PROBLEM DETAILS: What you return should match the data below exactly, with no pictures in it.

DATA PROVIDED:
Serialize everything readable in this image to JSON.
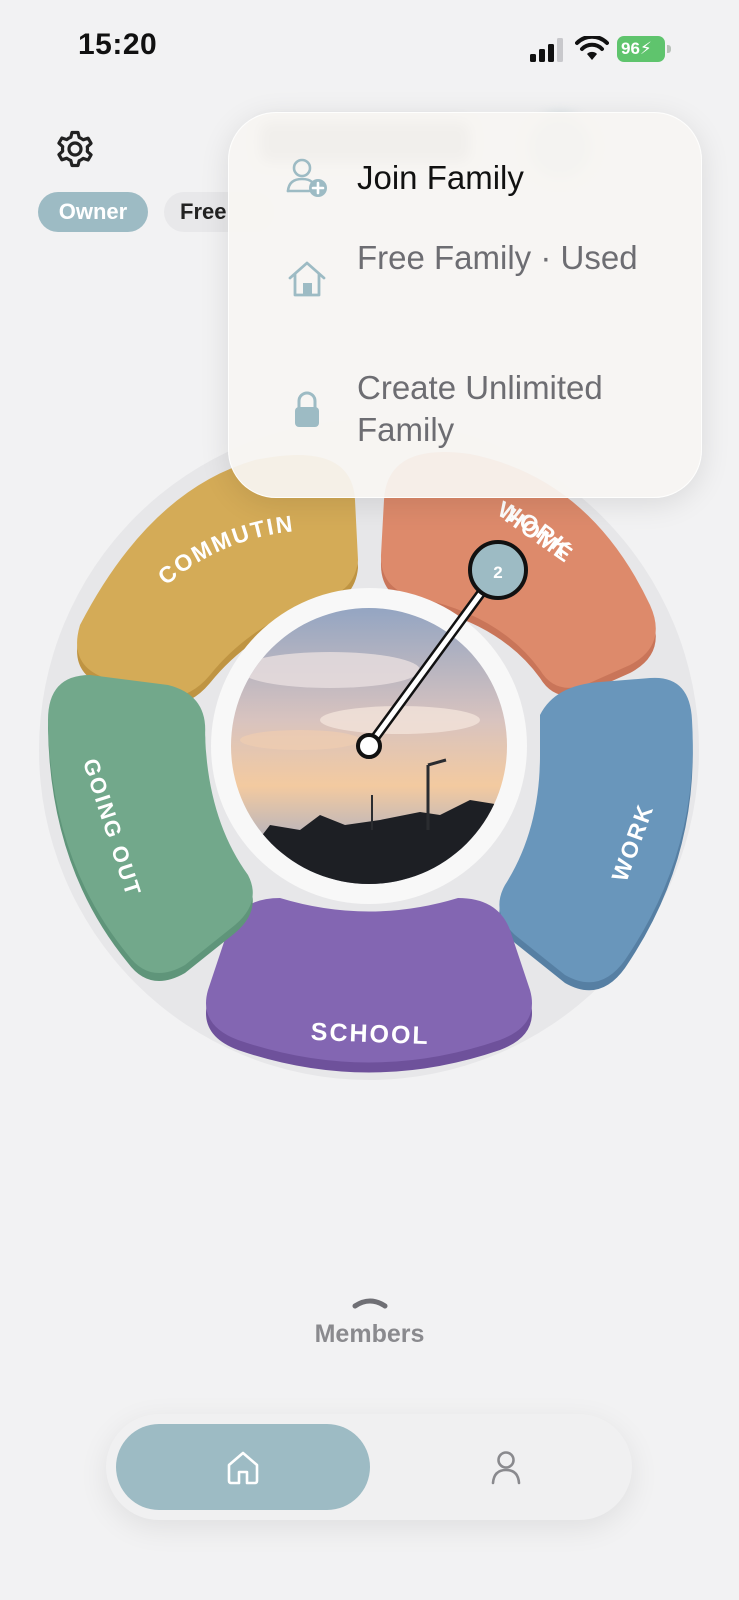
{
  "status_bar": {
    "time": "15:20",
    "battery": "96"
  },
  "header": {
    "role_badge": "Owner",
    "plan_chip": "Free"
  },
  "wheel": {
    "segments": [
      {
        "id": "commuting",
        "label": "COMMUTING",
        "color": "#d4ab57"
      },
      {
        "id": "home",
        "label": "HOME",
        "color": "#dd8a6b"
      },
      {
        "id": "work",
        "label": "WORK",
        "color": "#6996bb"
      },
      {
        "id": "school",
        "label": "SCHOOL",
        "color": "#8366b2"
      },
      {
        "id": "going_out",
        "label": "GOING OUT",
        "color": "#72a88b"
      }
    ],
    "pointer_count": "2"
  },
  "menu": {
    "items": [
      {
        "label": "Join Family",
        "icon": "add-user-icon"
      },
      {
        "label": "Free Family · Used",
        "icon": "house-icon"
      },
      {
        "label": "Create Unlimited Family",
        "icon": "lock-icon"
      }
    ]
  },
  "members": {
    "label": "Members"
  },
  "tabbar": {
    "tabs": [
      {
        "icon": "home-icon"
      },
      {
        "icon": "profile-icon"
      }
    ]
  },
  "colors": {
    "accent": "#9dbbc4",
    "background": "#f2f2f3"
  }
}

SOLVED PROBLEM:
Serialize everything readable in this image to JSON.
{
  "status_bar": {
    "time": "15:20",
    "battery": "96"
  },
  "header": {
    "role_badge": "Owner",
    "plan_chip": "Free"
  },
  "wheel": {
    "segments": [
      {
        "id": "commuting",
        "label": "COMMUTING",
        "color": "#d4ab57"
      },
      {
        "id": "home",
        "label": "HOME",
        "color": "#dd8a6b"
      },
      {
        "id": "work",
        "label": "WORK",
        "color": "#6996bb"
      },
      {
        "id": "school",
        "label": "SCHOOL",
        "color": "#8366b2"
      },
      {
        "id": "going_out",
        "label": "GOING OUT",
        "color": "#72a88b"
      }
    ],
    "pointer_count": "2"
  },
  "menu": {
    "items": [
      {
        "label": "Join Family",
        "icon": "add-user-icon"
      },
      {
        "label": "Free Family · Used",
        "icon": "house-icon"
      },
      {
        "label": "Create Unlimited Family",
        "icon": "lock-icon"
      }
    ]
  },
  "members": {
    "label": "Members"
  },
  "tabbar": {
    "tabs": [
      {
        "icon": "home-icon"
      },
      {
        "icon": "profile-icon"
      }
    ]
  },
  "colors": {
    "accent": "#9dbbc4",
    "background": "#f2f2f3"
  }
}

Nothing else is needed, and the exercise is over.